**Your objective**
From top to bottom, return the records that follow exactly.
-- Dataset follows --
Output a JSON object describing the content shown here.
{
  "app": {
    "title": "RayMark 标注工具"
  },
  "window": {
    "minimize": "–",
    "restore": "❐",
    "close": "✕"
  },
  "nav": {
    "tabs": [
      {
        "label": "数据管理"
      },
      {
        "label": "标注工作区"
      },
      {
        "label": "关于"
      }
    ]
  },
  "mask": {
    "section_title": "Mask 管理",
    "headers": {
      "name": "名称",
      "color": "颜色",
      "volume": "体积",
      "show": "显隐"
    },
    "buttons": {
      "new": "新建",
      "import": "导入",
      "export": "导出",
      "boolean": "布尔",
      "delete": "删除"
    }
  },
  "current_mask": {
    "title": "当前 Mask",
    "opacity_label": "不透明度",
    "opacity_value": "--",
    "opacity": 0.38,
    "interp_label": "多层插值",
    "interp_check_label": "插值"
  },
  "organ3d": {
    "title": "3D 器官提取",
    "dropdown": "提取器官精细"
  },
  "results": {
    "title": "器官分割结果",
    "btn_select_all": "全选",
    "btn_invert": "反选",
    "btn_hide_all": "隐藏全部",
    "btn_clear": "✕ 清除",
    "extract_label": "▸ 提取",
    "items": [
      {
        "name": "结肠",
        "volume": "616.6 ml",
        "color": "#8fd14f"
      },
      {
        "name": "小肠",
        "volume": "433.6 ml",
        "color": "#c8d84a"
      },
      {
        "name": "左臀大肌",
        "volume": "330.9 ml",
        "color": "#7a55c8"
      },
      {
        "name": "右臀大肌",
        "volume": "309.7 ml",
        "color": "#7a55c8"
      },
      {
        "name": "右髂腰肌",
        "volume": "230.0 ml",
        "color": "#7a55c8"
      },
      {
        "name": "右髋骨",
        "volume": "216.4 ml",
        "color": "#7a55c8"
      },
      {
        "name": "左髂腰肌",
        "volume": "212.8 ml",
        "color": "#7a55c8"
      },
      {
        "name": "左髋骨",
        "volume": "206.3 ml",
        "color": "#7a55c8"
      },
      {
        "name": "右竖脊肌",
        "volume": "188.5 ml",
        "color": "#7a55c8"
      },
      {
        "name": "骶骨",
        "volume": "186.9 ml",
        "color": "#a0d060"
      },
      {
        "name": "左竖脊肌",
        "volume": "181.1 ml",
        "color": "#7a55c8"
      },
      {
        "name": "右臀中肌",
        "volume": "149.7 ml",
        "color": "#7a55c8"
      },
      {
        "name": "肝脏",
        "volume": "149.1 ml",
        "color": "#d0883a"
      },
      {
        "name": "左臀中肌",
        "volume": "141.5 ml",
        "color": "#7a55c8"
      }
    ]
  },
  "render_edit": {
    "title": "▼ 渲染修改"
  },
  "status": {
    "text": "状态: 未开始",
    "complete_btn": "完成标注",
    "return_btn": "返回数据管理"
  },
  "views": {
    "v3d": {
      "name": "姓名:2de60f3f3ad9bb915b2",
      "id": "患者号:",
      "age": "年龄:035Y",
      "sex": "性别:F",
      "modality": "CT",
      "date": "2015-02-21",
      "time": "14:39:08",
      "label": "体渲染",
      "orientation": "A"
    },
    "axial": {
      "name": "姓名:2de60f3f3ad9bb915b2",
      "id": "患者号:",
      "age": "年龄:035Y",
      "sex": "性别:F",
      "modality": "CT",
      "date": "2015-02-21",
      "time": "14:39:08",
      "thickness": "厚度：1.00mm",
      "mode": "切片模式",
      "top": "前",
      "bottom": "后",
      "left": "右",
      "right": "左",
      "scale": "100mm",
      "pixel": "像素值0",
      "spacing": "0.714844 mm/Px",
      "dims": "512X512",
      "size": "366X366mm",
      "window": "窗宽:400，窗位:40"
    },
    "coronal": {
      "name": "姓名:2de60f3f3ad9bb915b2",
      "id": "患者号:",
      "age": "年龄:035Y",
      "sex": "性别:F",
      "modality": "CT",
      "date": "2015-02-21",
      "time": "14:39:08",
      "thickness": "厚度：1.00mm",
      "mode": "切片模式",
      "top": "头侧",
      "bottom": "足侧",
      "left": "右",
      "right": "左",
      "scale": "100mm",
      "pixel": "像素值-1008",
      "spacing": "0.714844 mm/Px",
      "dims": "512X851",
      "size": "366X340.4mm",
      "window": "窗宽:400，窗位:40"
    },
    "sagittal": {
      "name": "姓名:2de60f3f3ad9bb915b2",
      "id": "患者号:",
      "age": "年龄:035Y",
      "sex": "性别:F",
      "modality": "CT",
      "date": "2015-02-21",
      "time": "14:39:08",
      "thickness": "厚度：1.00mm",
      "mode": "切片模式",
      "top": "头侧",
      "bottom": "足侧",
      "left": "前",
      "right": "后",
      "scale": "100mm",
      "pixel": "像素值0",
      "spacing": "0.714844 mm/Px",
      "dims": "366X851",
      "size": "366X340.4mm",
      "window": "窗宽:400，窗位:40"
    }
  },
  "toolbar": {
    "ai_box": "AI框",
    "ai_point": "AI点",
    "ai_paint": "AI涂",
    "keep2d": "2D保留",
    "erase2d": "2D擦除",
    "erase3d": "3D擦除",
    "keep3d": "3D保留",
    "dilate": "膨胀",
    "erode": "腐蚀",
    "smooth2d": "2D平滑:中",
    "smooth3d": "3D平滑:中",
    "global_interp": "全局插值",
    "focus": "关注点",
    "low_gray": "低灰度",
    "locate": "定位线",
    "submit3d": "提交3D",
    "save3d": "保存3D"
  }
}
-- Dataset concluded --
**Solution to this task**
Output a JSON object describing the content shown here.
{
  "app": {
    "title": "RayMark 标注工具"
  },
  "window": {
    "minimize": "–",
    "restore": "❐",
    "close": "✕"
  },
  "nav": {
    "tabs": [
      {
        "label": "数据管理"
      },
      {
        "label": "标注工作区"
      },
      {
        "label": "关于"
      }
    ]
  },
  "mask": {
    "section_title": "Mask 管理",
    "headers": {
      "name": "名称",
      "color": "颜色",
      "volume": "体积",
      "show": "显隐"
    },
    "buttons": {
      "new": "新建",
      "import": "导入",
      "export": "导出",
      "boolean": "布尔",
      "delete": "删除"
    }
  },
  "current_mask": {
    "title": "当前 Mask",
    "opacity_label": "不透明度",
    "opacity_value": "--",
    "opacity": 0.38,
    "interp_label": "多层插值",
    "interp_check_label": "插值"
  },
  "organ3d": {
    "title": "3D 器官提取",
    "dropdown": "提取器官精细"
  },
  "results": {
    "title": "器官分割结果",
    "btn_select_all": "全选",
    "btn_invert": "反选",
    "btn_hide_all": "隐藏全部",
    "btn_clear": "✕ 清除",
    "extract_label": "▸ 提取",
    "items": [
      {
        "name": "结肠",
        "volume": "616.6 ml",
        "color": "#8fd14f"
      },
      {
        "name": "小肠",
        "volume": "433.6 ml",
        "color": "#c8d84a"
      },
      {
        "name": "左臀大肌",
        "volume": "330.9 ml",
        "color": "#7a55c8"
      },
      {
        "name": "右臀大肌",
        "volume": "309.7 ml",
        "color": "#7a55c8"
      },
      {
        "name": "右髂腰肌",
        "volume": "230.0 ml",
        "color": "#7a55c8"
      },
      {
        "name": "右髋骨",
        "volume": "216.4 ml",
        "color": "#7a55c8"
      },
      {
        "name": "左髂腰肌",
        "volume": "212.8 ml",
        "color": "#7a55c8"
      },
      {
        "name": "左髋骨",
        "volume": "206.3 ml",
        "color": "#7a55c8"
      },
      {
        "name": "右竖脊肌",
        "volume": "188.5 ml",
        "color": "#7a55c8"
      },
      {
        "name": "骶骨",
        "volume": "186.9 ml",
        "color": "#a0d060"
      },
      {
        "name": "左竖脊肌",
        "volume": "181.1 ml",
        "color": "#7a55c8"
      },
      {
        "name": "右臀中肌",
        "volume": "149.7 ml",
        "color": "#7a55c8"
      },
      {
        "name": "肝脏",
        "volume": "149.1 ml",
        "color": "#d0883a"
      },
      {
        "name": "左臀中肌",
        "volume": "141.5 ml",
        "color": "#7a55c8"
      }
    ]
  },
  "render_edit": {
    "title": "▼ 渲染修改"
  },
  "status": {
    "text": "状态: 未开始",
    "complete_btn": "完成标注",
    "return_btn": "返回数据管理"
  },
  "views": {
    "v3d": {
      "name": "姓名:2de60f3f3ad9bb915b2",
      "id": "患者号:",
      "age": "年龄:035Y",
      "sex": "性别:F",
      "modality": "CT",
      "date": "2015-02-21",
      "time": "14:39:08",
      "label": "体渲染",
      "orientation": "A"
    },
    "axial": {
      "name": "姓名:2de60f3f3ad9bb915b2",
      "id": "患者号:",
      "age": "年龄:035Y",
      "sex": "性别:F",
      "modality": "CT",
      "date": "2015-02-21",
      "time": "14:39:08",
      "thickness": "厚度：1.00mm",
      "mode": "切片模式",
      "top": "前",
      "bottom": "后",
      "left": "右",
      "right": "左",
      "scale": "100mm",
      "pixel": "像素值0",
      "spacing": "0.714844 mm/Px",
      "dims": "512X512",
      "size": "366X366mm",
      "window": "窗宽:400，窗位:40"
    },
    "coronal": {
      "name": "姓名:2de60f3f3ad9bb915b2",
      "id": "患者号:",
      "age": "年龄:035Y",
      "sex": "性别:F",
      "modality": "CT",
      "date": "2015-02-21",
      "time": "14:39:08",
      "thickness": "厚度：1.00mm",
      "mode": "切片模式",
      "top": "头侧",
      "bottom": "足侧",
      "left": "右",
      "right": "左",
      "scale": "100mm",
      "pixel": "像素值-1008",
      "spacing": "0.714844 mm/Px",
      "dims": "512X851",
      "size": "366X340.4mm",
      "window": "窗宽:400，窗位:40"
    },
    "sagittal": {
      "name": "姓名:2de60f3f3ad9bb915b2",
      "id": "患者号:",
      "age": "年龄:035Y",
      "sex": "性别:F",
      "modality": "CT",
      "date": "2015-02-21",
      "time": "14:39:08",
      "thickness": "厚度：1.00mm",
      "mode": "切片模式",
      "top": "头侧",
      "bottom": "足侧",
      "left": "前",
      "right": "后",
      "scale": "100mm",
      "pixel": "像素值0",
      "spacing": "0.714844 mm/Px",
      "dims": "366X851",
      "size": "366X340.4mm",
      "window": "窗宽:400，窗位:40"
    }
  },
  "toolbar": {
    "ai_box": "AI框",
    "ai_point": "AI点",
    "ai_paint": "AI涂",
    "keep2d": "2D保留",
    "erase2d": "2D擦除",
    "erase3d": "3D擦除",
    "keep3d": "3D保留",
    "dilate": "膨胀",
    "erode": "腐蚀",
    "smooth2d": "2D平滑:中",
    "smooth3d": "3D平滑:中",
    "global_interp": "全局插值",
    "focus": "关注点",
    "low_gray": "低灰度",
    "locate": "定位线",
    "submit3d": "提交3D",
    "save3d": "保存3D"
  }
}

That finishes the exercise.